** Goal of the exercise **
Repeat the listing below exactly. Pictures do not belong in the copy.
(The records Opens)
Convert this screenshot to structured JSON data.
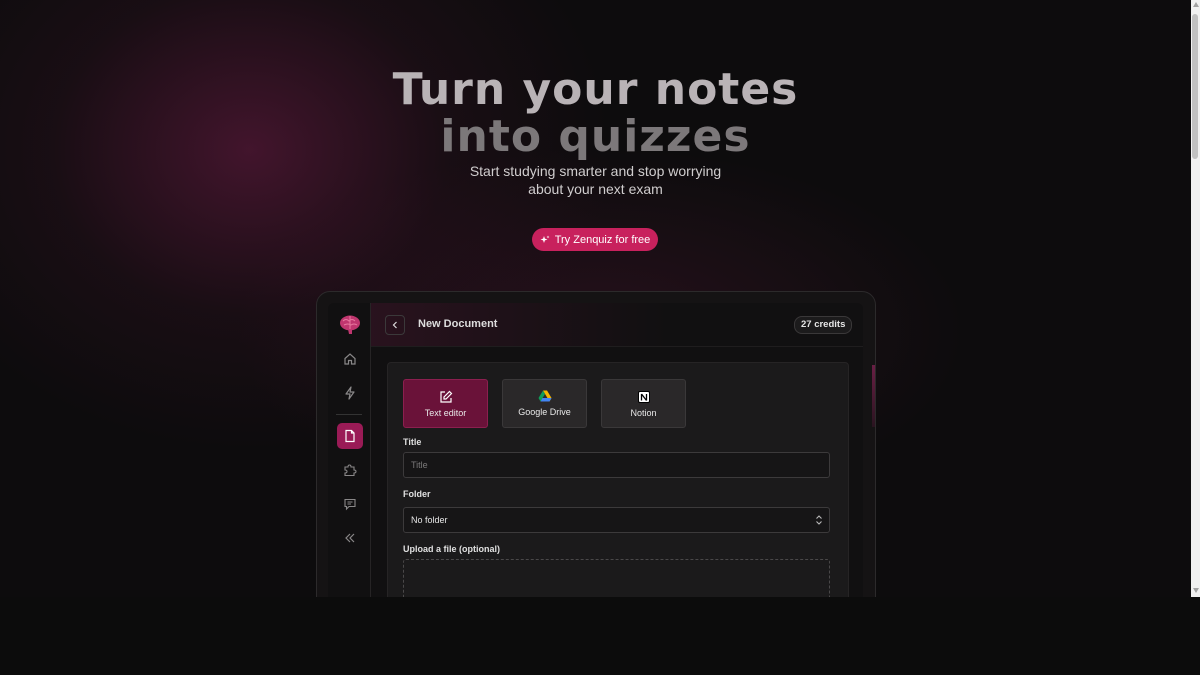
{
  "hero": {
    "title_line1": "Turn your notes",
    "title_line2": "into quizzes",
    "subtitle_line1": "Start studying smarter and stop worrying",
    "subtitle_line2": "about your next exam",
    "cta_label": "Try Zenquiz for free"
  },
  "app": {
    "header": {
      "title": "New Document",
      "credits": "27 credits"
    },
    "sidebar": {
      "items": [
        {
          "icon": "brain-logo-icon"
        },
        {
          "icon": "home-icon"
        },
        {
          "icon": "lightning-icon"
        },
        {
          "icon": "document-icon",
          "active": true
        },
        {
          "icon": "puzzle-icon"
        },
        {
          "icon": "chat-icon"
        },
        {
          "icon": "collapse-icon"
        }
      ]
    },
    "sources": [
      {
        "label": "Text editor",
        "icon": "edit-icon",
        "active": true
      },
      {
        "label": "Google Drive",
        "icon": "google-drive-icon"
      },
      {
        "label": "Notion",
        "icon": "notion-icon"
      }
    ],
    "form": {
      "title_label": "Title",
      "title_placeholder": "Title",
      "folder_label": "Folder",
      "folder_value": "No folder",
      "upload_label": "Upload a file (optional)"
    }
  },
  "colors": {
    "accent": "#c8215d",
    "active_tab": "#6a1239",
    "background": "#0d0c0d"
  }
}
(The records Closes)
** Response area **
Convert this screenshot to structured JSON data.
{
  "hero": {
    "title_line1": "Turn your notes",
    "title_line2": "into quizzes",
    "subtitle_line1": "Start studying smarter and stop worrying",
    "subtitle_line2": "about your next exam",
    "cta_label": "Try Zenquiz for free"
  },
  "app": {
    "header": {
      "title": "New Document",
      "credits": "27 credits"
    },
    "sidebar": {
      "items": [
        {
          "icon": "brain-logo-icon"
        },
        {
          "icon": "home-icon"
        },
        {
          "icon": "lightning-icon"
        },
        {
          "icon": "document-icon",
          "active": true
        },
        {
          "icon": "puzzle-icon"
        },
        {
          "icon": "chat-icon"
        },
        {
          "icon": "collapse-icon"
        }
      ]
    },
    "sources": [
      {
        "label": "Text editor",
        "icon": "edit-icon",
        "active": true
      },
      {
        "label": "Google Drive",
        "icon": "google-drive-icon"
      },
      {
        "label": "Notion",
        "icon": "notion-icon"
      }
    ],
    "form": {
      "title_label": "Title",
      "title_placeholder": "Title",
      "folder_label": "Folder",
      "folder_value": "No folder",
      "upload_label": "Upload a file (optional)"
    }
  },
  "colors": {
    "accent": "#c8215d",
    "active_tab": "#6a1239",
    "background": "#0d0c0d"
  }
}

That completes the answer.